Maybe so, but it's also common. "I've never been to a company that didn't have multiple critical servers unpatched, even though they always say, 'Oh yeah, we've got them patched and taken care of, don't you worry about it,'" Roger says. They also fail to keep patches up to date for routers, security appliances, third-party browser plug-ins, and on and on.
A big problem is the level of effort to patch everything. The responsible thing to do is to test before you patch, which takes time. Meanwhile, according to Roger, here is what happens:
If I'm a bad guy trying to break in, all I have to do is find out what you run -- Apache, Windows, and so on -- and then I wait until I hear about the patch coming out. Usually the exploits are there within a couple of hours or less than that, and then I break in. The best a company can do is [take] days, if not weeks, to test, approve, and deploy patches. So if I'm a guy who's going to break into a company I can just take my time and learn your environment, learn who your partners are, learn who you have services with, find out what you're running, and then ... bada-bing, bada-boom. I mean, give me a month. What doesn't have a patch in a given month?
Some of the problem is lack of time or in some cases sheer laziness in the face of lax accountability. But even in the best case, patching can make the most dogged admin feel like Sisyphus.
Here's where the discussion gets even more difficult. While changing user behavior and keeping patches as up to date as possible would prevent a huge percentage of exploits, traditional remedies, such as antivirus software and firewalls, simply "don't work," says Roger. If they did, they would have worked already. Nothing can keep up with the proliferation of malware, which amounts to an estimated 63,000 new malicious programs per day, according to a recent report by Panda Security.
So what can be done?
Facing the security future
If you're a regular reader of Roger's blog, you know that he advocates default persistent identity as the only ultimate solution to the security mess. That's a controversial position because some think it spells the end of anonymity on the Internet. But Roger sees it as the only way criminal hackers will be forced to pay a penalty. Until then, "it's almost guaranteed they get away with it."

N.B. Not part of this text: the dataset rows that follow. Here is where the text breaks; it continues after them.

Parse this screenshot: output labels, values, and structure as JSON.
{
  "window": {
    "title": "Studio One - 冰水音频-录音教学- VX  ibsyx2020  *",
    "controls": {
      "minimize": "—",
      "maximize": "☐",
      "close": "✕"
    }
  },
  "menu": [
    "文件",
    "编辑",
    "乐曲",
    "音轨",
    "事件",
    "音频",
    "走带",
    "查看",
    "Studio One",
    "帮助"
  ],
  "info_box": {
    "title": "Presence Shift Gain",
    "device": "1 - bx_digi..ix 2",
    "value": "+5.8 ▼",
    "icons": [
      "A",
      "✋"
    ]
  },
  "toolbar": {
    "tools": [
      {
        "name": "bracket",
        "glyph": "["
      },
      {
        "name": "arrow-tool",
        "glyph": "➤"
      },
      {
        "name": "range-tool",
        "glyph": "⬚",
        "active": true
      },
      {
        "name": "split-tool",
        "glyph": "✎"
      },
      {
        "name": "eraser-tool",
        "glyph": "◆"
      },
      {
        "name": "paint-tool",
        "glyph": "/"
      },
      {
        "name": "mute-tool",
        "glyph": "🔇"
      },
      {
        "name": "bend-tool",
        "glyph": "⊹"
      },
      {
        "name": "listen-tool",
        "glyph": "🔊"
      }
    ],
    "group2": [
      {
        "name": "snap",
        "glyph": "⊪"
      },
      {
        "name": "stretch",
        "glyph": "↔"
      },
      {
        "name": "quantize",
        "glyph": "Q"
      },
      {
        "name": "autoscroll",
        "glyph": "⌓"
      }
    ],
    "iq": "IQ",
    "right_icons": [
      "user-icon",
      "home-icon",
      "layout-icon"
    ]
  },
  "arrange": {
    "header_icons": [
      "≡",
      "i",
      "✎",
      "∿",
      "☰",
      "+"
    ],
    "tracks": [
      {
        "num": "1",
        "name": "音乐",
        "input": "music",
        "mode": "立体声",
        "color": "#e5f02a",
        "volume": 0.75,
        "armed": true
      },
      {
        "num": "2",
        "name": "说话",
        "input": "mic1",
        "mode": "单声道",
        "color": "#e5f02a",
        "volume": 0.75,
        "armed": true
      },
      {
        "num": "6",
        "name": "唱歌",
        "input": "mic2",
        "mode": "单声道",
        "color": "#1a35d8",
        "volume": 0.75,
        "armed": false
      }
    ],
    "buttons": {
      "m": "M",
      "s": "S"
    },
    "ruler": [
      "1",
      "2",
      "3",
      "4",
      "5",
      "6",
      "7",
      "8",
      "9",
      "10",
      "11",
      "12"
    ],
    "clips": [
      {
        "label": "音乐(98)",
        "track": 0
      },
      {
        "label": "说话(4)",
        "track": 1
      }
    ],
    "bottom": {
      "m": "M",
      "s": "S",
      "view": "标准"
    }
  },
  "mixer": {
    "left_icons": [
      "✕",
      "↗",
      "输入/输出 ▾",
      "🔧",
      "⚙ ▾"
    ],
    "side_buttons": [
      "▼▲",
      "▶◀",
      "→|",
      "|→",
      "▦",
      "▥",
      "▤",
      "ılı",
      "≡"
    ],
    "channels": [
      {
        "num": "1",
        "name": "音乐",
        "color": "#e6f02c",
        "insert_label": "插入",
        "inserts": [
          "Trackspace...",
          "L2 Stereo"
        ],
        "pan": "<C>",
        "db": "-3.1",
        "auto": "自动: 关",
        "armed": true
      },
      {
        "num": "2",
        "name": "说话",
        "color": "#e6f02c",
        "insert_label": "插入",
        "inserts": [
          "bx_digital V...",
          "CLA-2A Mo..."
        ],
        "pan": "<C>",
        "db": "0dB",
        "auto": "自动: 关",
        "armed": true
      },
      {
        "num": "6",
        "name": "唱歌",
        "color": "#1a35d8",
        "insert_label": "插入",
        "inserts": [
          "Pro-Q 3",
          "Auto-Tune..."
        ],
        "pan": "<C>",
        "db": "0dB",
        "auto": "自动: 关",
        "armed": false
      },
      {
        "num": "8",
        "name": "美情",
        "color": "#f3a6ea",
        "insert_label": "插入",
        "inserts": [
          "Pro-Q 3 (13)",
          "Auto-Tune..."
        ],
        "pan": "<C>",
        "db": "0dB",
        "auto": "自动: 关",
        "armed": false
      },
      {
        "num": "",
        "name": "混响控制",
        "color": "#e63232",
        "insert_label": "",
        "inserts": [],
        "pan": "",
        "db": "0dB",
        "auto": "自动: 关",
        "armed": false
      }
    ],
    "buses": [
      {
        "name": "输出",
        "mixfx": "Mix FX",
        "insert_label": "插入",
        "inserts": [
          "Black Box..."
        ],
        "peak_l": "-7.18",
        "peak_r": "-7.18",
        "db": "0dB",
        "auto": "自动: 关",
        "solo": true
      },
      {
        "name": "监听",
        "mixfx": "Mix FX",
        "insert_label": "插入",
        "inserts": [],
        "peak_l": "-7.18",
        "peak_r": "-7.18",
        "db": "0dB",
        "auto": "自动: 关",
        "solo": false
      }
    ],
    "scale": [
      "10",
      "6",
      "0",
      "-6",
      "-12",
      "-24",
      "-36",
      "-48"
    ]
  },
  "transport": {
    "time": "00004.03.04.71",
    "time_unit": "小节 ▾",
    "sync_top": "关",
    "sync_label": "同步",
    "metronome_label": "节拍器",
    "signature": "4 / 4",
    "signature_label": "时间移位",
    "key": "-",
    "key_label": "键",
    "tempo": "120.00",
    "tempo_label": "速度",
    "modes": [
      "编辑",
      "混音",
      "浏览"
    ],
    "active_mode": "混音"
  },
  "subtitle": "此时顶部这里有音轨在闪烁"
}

But a persistent identity scheme would require the kind of global consensus and commitment that seems unimaginable right now. Despite the dramatic events of the past few weeks, Roger believes the current sorry state of security will persist for the next 5 to 10 years. He says, "If one-third of adults in the country had their identity stolen last year -- and they did, for the fourth or fifth year in a row -- exactly what would it take for people to care more?"